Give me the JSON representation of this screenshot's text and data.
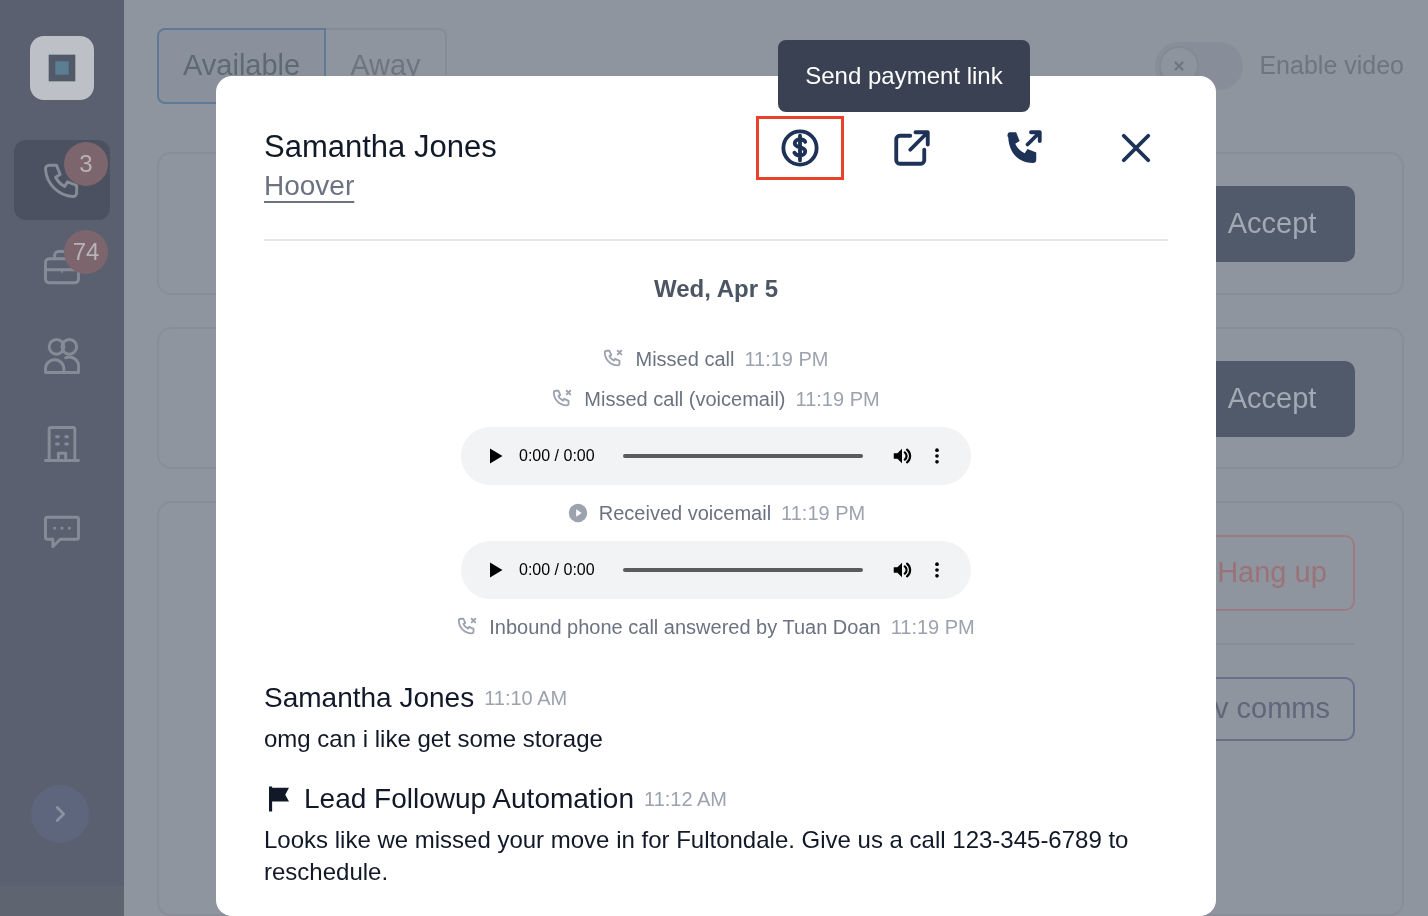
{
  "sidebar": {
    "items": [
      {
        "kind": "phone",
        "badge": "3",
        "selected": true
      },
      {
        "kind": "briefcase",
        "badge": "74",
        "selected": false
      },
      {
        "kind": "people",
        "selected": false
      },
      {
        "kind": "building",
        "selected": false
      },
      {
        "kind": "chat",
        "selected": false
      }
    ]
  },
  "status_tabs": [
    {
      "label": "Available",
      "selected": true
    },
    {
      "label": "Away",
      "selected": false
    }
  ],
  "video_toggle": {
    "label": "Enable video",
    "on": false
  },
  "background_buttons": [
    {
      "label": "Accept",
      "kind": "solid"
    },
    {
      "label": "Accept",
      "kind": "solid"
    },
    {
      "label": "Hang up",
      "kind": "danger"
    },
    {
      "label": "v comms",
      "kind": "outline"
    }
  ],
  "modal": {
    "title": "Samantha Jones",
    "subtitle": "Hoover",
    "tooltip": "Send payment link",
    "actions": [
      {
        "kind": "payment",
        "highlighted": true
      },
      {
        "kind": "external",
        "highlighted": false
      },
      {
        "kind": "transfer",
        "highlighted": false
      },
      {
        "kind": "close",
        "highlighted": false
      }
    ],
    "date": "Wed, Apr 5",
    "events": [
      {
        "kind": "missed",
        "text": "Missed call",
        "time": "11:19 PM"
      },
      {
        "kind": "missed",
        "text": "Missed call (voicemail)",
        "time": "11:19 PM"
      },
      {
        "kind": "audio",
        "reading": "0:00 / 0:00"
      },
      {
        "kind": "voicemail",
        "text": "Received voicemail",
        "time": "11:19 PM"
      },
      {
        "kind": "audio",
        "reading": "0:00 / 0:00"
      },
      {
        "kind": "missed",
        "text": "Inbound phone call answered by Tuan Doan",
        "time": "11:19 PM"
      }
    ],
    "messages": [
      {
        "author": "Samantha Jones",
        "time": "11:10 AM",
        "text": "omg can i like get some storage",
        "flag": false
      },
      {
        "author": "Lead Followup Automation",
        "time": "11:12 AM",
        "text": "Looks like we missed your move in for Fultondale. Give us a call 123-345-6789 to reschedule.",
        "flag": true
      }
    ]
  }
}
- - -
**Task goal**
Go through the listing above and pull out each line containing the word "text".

**Task answer**
Give me the JSON representation of this screenshot's text and data.
        "text": "Missed call",
        "text": "Missed call (voicemail)",
        "text": "Received voicemail",
        "text": "Inbound phone call answered by Tuan Doan",
        "text": "omg can i like get some storage",
        "text": "Looks like we missed your move in for Fultondale. Give us a call 123-345-6789 to reschedule.",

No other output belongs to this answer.